From a top-level view of cities, he moves on to a low-level description of one of the biggest problem in cities: traffic (another thing that fascinates me). We get a glimpse of traffic waves, and the unfairness that the person responsible for the average jam doesn’t suffer from the effects. And we learn that Gábor Orosz (University of Michigan) tests his hypotheses using robots as well as simulations.

### Relatively Prime Recap: Season 2, Episode 5: Other Duties As Assigned

For about 40 minutes of this week’s episode of Relatively Prime (Number 5 of 8, already? Good heavens!), Samuel Hansen looks like he’s managed to escape from his shameful, borderline criminal, past in Las Vegas. But he’s pulled back in for one last job, which is a debacle, of course.

### Relatively Prime Recap: Season 2, Episode 4: Diegetic Plots, Chapter 1

On top of the usual disclosures, I should add that Dave Gale and I interviewed Samuel Hansen this week for our Wrong, But Useful podcast, which you might like to listen to for a deeper insight into Samuel’s brain.

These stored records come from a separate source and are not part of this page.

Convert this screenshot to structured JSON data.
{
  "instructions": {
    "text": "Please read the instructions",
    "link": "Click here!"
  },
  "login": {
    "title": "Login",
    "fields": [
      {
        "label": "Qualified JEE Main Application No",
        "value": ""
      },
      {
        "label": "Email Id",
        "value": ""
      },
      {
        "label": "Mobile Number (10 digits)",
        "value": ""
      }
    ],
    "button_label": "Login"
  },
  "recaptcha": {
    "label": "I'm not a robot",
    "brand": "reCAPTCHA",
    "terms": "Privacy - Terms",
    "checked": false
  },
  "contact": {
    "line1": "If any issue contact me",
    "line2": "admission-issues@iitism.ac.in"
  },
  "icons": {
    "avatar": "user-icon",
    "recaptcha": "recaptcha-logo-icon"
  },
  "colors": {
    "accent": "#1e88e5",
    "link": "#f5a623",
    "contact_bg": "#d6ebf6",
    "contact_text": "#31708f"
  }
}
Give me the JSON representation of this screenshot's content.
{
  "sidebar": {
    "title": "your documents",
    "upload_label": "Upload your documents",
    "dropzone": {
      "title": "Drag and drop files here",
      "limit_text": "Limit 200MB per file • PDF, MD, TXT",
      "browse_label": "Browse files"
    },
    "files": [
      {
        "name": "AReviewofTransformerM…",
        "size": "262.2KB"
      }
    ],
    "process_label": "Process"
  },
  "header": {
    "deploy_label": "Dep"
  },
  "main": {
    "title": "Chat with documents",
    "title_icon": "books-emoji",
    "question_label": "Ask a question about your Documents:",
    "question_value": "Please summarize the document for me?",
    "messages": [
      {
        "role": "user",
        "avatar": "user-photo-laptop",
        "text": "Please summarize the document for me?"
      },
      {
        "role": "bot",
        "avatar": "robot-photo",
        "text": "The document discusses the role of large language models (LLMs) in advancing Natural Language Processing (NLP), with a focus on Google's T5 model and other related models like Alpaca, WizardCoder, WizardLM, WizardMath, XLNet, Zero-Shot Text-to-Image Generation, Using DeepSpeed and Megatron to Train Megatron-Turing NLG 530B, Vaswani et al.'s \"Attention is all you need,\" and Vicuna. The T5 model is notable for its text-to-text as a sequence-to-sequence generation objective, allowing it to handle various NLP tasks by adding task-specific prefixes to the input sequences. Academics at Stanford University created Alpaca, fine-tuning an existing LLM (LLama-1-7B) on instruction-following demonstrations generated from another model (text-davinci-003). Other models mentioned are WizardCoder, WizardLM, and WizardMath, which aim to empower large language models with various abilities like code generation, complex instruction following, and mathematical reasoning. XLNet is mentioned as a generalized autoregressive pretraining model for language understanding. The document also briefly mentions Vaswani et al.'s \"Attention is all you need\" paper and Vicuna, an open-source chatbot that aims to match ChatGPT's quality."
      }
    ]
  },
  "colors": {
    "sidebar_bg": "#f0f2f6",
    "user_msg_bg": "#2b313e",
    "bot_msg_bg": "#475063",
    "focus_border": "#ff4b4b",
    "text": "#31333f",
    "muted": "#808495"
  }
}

During the conversation, he warned me I wouldn’t like Episode 4 of the new Relatively Prime, “Diegetic Plots, Chapter 1”. I don’t know if that was expectation management or an elaborate double bluff, but the joke’s on you, Hansen: I jolly well did like it, so there!

### Relatively Prime Recap: Season 2, Episode 3: Mathematistan

I have to say, I chuckled: the week Relatively Prime hits ‘noteworthy’ on iTunes is the week Samuel discusses using maths to do well in popularity contests. Coincidence? I think not.

To me, episode 3 of the second series represents something of a return to form for one of the top half-dozen maths podcasts around; whether this is because I’m a fan of political maths or because it’s genuinely really good is a) difficult to tell because I’m biased and b) a false dichotomy.

### Relatively Prime Recap: Season 2, Episode 2: Your Daily Recommended Math[s]

Maths – as teachers are fond of telling anyone who’ll listen – is everywhere. In this difficult second episode of the difficult second series of Relatively Prime, Samuel Hansen shows us a few important places where it can be a help: at the petrol pump, at the birthday party, in the car park and at the bar — or rather, in deciding whether to go.

### Relatively Prime Recap: Season 2, Episode 1: The Lexicon

I’ve been waiting for the new season of Relatively Prime for more than three years. I’ve listened to Chinook, the highlight of Season 1, countless times since then. And finally, finally, it’s arrived in my podcast feed.

Woo, and for that matter, hoo!

### A geometrical approximation for π

If you were paying very close attention last week, you’ll have noticed my attempt to come up with an estimate of π, geometrically, as part of The Aperiodical’s π Day challenge (even if it’s not really π Day):